- SOURCE MATERIAL:
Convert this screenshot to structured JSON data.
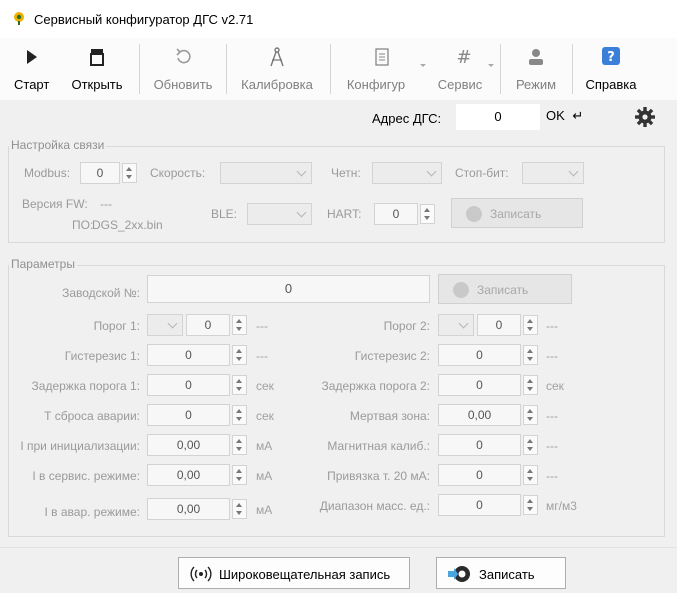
{
  "window": {
    "title": "Сервисный конфигуратор ДГС v2.71"
  },
  "toolbar": {
    "start": "Старт",
    "open": "Открыть",
    "refresh": "Обновить",
    "calibration": "Калибровка",
    "config": "Конфигур",
    "service": "Сервис",
    "mode": "Режим",
    "help": "Справка"
  },
  "address": {
    "label": "Адрес ДГС:",
    "value": "0",
    "ok": "OK"
  },
  "comm": {
    "title": "Настройка связи",
    "modbus_label": "Modbus:",
    "modbus_value": "0",
    "speed_label": "Скорость:",
    "parity_label": "Четн:",
    "stopbit_label": "Стоп-бит:",
    "fw_label": "Версия FW:",
    "fw_value": "---",
    "po_label": "ПО:",
    "po_value": "DGS_2xx.bin",
    "ble_label": "BLE:",
    "hart_label": "HART:",
    "hart_value": "0",
    "write": "Записать"
  },
  "params": {
    "title": "Параметры",
    "serial_label": "Заводской №:",
    "serial_value": "0",
    "write": "Записать",
    "threshold1_label": "Порог 1:",
    "threshold1_value": "0",
    "threshold1_unit": "---",
    "threshold2_label": "Порог 2:",
    "threshold2_value": "0",
    "threshold2_unit": "---",
    "hyst1_label": "Гистерезис 1:",
    "hyst1_value": "0",
    "hyst1_unit": "---",
    "hyst2_label": "Гистерезис 2:",
    "hyst2_value": "0",
    "hyst2_unit": "---",
    "delay1_label": "Задержка порога 1:",
    "delay1_value": "0",
    "delay1_unit": "сек",
    "delay2_label": "Задержка порога 2:",
    "delay2_value": "0",
    "delay2_unit": "сек",
    "reset_label": "Т сброса аварии:",
    "reset_value": "0",
    "reset_unit": "сек",
    "deadzone_label": "Мертвая зона:",
    "deadzone_value": "0,00",
    "deadzone_unit": "---",
    "iinit_label": "I при инициализации:",
    "iinit_value": "0,00",
    "iinit_unit": "мА",
    "magcal_label": "Магнитная калиб.:",
    "magcal_value": "0",
    "magcal_unit": "---",
    "iservice_label": "I в сервис. режиме:",
    "iservice_value": "0,00",
    "iservice_unit": "мА",
    "bind20_label": "Привязка т. 20 мА:",
    "bind20_value": "0",
    "bind20_unit": "---",
    "ialarm_label": "I в авар. режиме:",
    "ialarm_value": "0,00",
    "ialarm_unit": "мА",
    "range_label": "Диапазон масс. ед.:",
    "range_value": "0",
    "range_unit": "мг/м3"
  },
  "footer": {
    "broadcast": "Широковещательная запись",
    "write": "Записать"
  },
  "colors": {
    "accent_blue": "#1a5fb4",
    "title_bar": "#ffffff",
    "window_bg": "#f0f0f0"
  }
}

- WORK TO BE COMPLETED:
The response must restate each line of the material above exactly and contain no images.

- REPLY TO THE EXERCISE:
Convert this screenshot to structured JSON data.
{
  "window": {
    "title": "Сервисный конфигуратор ДГС v2.71"
  },
  "toolbar": {
    "start": "Старт",
    "open": "Открыть",
    "refresh": "Обновить",
    "calibration": "Калибровка",
    "config": "Конфигур",
    "service": "Сервис",
    "mode": "Режим",
    "help": "Справка"
  },
  "address": {
    "label": "Адрес ДГС:",
    "value": "0",
    "ok": "OK"
  },
  "comm": {
    "title": "Настройка связи",
    "modbus_label": "Modbus:",
    "modbus_value": "0",
    "speed_label": "Скорость:",
    "parity_label": "Четн:",
    "stopbit_label": "Стоп-бит:",
    "fw_label": "Версия FW:",
    "fw_value": "---",
    "po_label": "ПО:",
    "po_value": "DGS_2xx.bin",
    "ble_label": "BLE:",
    "hart_label": "HART:",
    "hart_value": "0",
    "write": "Записать"
  },
  "params": {
    "title": "Параметры",
    "serial_label": "Заводской №:",
    "serial_value": "0",
    "write": "Записать",
    "threshold1_label": "Порог 1:",
    "threshold1_value": "0",
    "threshold1_unit": "---",
    "threshold2_label": "Порог 2:",
    "threshold2_value": "0",
    "threshold2_unit": "---",
    "hyst1_label": "Гистерезис 1:",
    "hyst1_value": "0",
    "hyst1_unit": "---",
    "hyst2_label": "Гистерезис 2:",
    "hyst2_value": "0",
    "hyst2_unit": "---",
    "delay1_label": "Задержка порога 1:",
    "delay1_value": "0",
    "delay1_unit": "сек",
    "delay2_label": "Задержка порога 2:",
    "delay2_value": "0",
    "delay2_unit": "сек",
    "reset_label": "Т сброса аварии:",
    "reset_value": "0",
    "reset_unit": "сек",
    "deadzone_label": "Мертвая зона:",
    "deadzone_value": "0,00",
    "deadzone_unit": "---",
    "iinit_label": "I при инициализации:",
    "iinit_value": "0,00",
    "iinit_unit": "мА",
    "magcal_label": "Магнитная калиб.:",
    "magcal_value": "0",
    "magcal_unit": "---",
    "iservice_label": "I в сервис. режиме:",
    "iservice_value": "0,00",
    "iservice_unit": "мА",
    "bind20_label": "Привязка т. 20 мА:",
    "bind20_value": "0",
    "bind20_unit": "---",
    "ialarm_label": "I в авар. режиме:",
    "ialarm_value": "0,00",
    "ialarm_unit": "мА",
    "range_label": "Диапазон масс. ед.:",
    "range_value": "0",
    "range_unit": "мг/м3"
  },
  "footer": {
    "broadcast": "Широковещательная запись",
    "write": "Записать"
  },
  "colors": {
    "accent_blue": "#1a5fb4",
    "title_bar": "#ffffff",
    "window_bg": "#f0f0f0"
  }
}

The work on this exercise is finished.